  • The homeownership rate of middle income young adults is now closer to those with low incomes than those with high incomes. 27% of middle income 25 to 34 year olds owned a home in 2015-16 compared to 8% of those with low income (lowest 20% for their age) and 64% of those with high income (highest 20% for their age). Twenty years ago, middle income young adults had homeownership rates much more similar to high income young adults.

This sharp decline in homeownership among young adults has been driven by the rapid rise in house prices relative to their incomes:

  • Over the past twenty years, average house prices have grown around 7 times faster than the average incomes of young adults. The average (mean) UK house price was 152% higher (2 ½ times as high) in 2015–16 as in 1995–96 after adjusting for inflation, but the average (mean) after-tax family income of 25 to 34 year olds grew by only 22% in real terms over those twenty years.
  • For nearly 90% of 25 to 34 year olds, average house prices in their region are more than 4 times their annual after-tax family income; for nearly 40% house prices are more than 10 times their income. Twenty years ago, less than half of young adults faced house prices of more than 4 times their income, and less than 10% faced house prices of more than 10 times their income.
  • This dramatic rise in house prices relative to the incomes of young adults fully explains the falls in homeownership.
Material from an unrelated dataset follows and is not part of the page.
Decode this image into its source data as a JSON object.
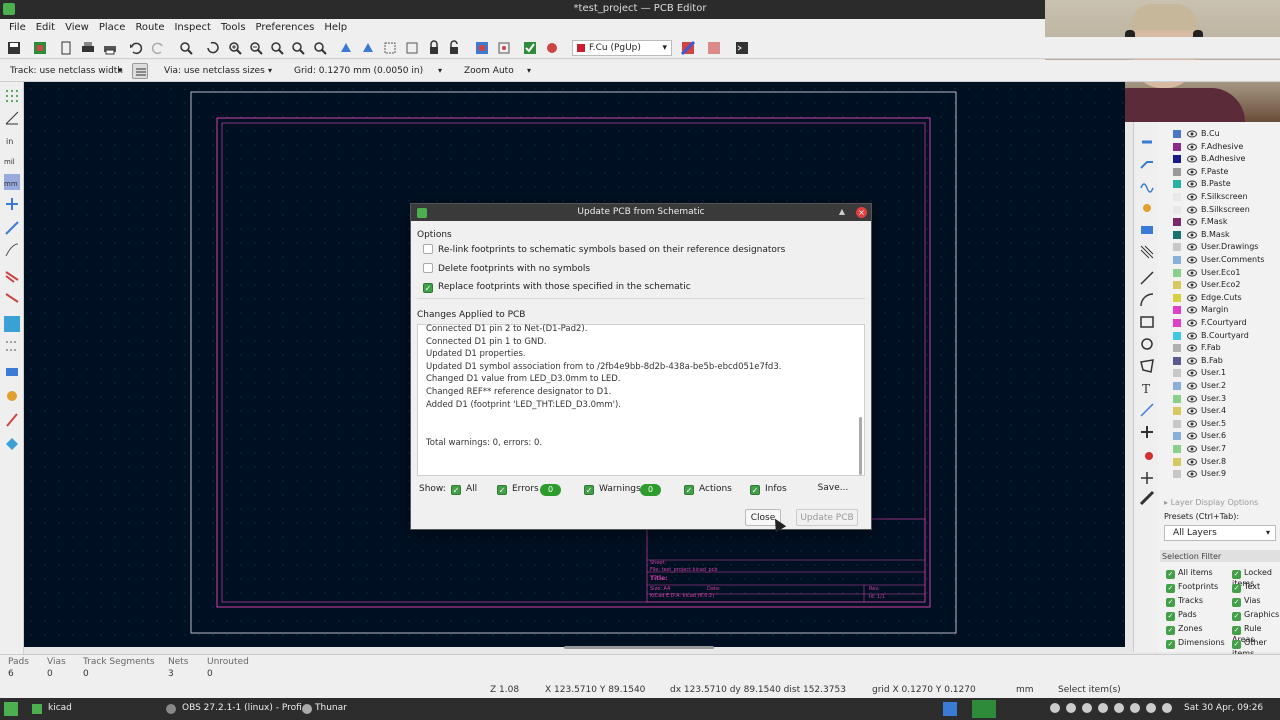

Comparing a young adult today with a young adult twenty years ago whose income was similar relative to house prices, they are equally likely to own their home. The fall in homeownership is entirely explained by the fact that young adults’ incomes are now much lower relative to house prices on average.
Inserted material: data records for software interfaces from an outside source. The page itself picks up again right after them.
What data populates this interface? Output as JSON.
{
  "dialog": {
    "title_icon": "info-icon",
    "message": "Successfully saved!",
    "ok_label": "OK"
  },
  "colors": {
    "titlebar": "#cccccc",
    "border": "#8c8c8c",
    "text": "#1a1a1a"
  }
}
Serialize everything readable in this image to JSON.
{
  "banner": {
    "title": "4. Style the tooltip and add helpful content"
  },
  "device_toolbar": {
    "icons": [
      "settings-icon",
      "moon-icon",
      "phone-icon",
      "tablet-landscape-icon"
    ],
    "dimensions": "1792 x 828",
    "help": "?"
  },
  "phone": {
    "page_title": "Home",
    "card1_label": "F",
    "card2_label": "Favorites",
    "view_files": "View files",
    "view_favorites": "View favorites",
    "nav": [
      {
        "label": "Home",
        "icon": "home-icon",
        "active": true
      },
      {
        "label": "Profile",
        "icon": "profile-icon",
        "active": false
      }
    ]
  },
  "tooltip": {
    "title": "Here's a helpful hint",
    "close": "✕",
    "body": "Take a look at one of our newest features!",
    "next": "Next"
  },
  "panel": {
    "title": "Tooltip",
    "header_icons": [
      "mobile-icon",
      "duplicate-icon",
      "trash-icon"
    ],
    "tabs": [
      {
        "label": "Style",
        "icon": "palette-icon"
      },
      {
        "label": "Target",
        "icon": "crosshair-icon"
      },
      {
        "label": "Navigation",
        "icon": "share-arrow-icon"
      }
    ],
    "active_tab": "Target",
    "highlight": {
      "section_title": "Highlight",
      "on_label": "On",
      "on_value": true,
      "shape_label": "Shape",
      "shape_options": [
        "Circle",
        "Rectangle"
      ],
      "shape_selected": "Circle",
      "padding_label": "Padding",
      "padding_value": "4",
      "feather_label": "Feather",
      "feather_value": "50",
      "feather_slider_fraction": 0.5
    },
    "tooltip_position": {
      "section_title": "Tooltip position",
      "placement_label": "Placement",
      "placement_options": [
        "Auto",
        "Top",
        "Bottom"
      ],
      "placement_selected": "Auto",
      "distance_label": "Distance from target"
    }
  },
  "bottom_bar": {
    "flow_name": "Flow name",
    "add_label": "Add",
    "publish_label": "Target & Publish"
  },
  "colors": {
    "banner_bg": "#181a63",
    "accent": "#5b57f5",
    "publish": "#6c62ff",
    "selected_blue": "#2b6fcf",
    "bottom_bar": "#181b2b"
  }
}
The new research also looks at the difference in the homeownership rates of young adults from different socio-economic backgrounds:

  • Young adults from more advantaged backgrounds are significantly more likely to own their own home. Between 2014 and 2017, 30% of 25 to 34 year olds whose parents were in low-skilled occupations (e.g. delivery drivers or sales assistants) owned their own home, compared to 43% of those whose parents were in higher-skilled occupations (e.g. lawyers or teachers).
  • Most of this difference in homeownership between young adults from different backgrounds is explained by the characteristics of the young adults themselves. After controlling for differences in their economic circumstances such as their earnings and education, the homeownership gap between those from high and low socioeconomic backgrounds is just 3 percentage points.

Andrew Hood, a Senior Research Economist at the IFS and an author of the report, said:

“Homeownership among young adults has collapsed over the past twenty years, particularly for those on middle incomes – for that group, their chances of owning their own home have fallen from 2 in 3 in the mid-1990s to just 1 in 4 today. The reason for this is that house prices have risen around seven times faster in real terms than the incomes of young adults over the last two decades.”

Notes to editors

IFS Briefing Note The decline of homeownership among young adults by Jonathan Cribb, Andrew Hood and Jack Hoyle was published on the IFS website on Friday 16 February 2018. For enquiries please contact Bonnie Brimstone in the IFS press office 07730 667013 / 020 7291 4818 / @email

The authors are grateful to the Economic and Social Research Council for funding this research through the Secondary Data Analysis Initiative (grant number ES/N011872/1) and the Centre for the Microeconomic Analysis of Public Policy at IFS.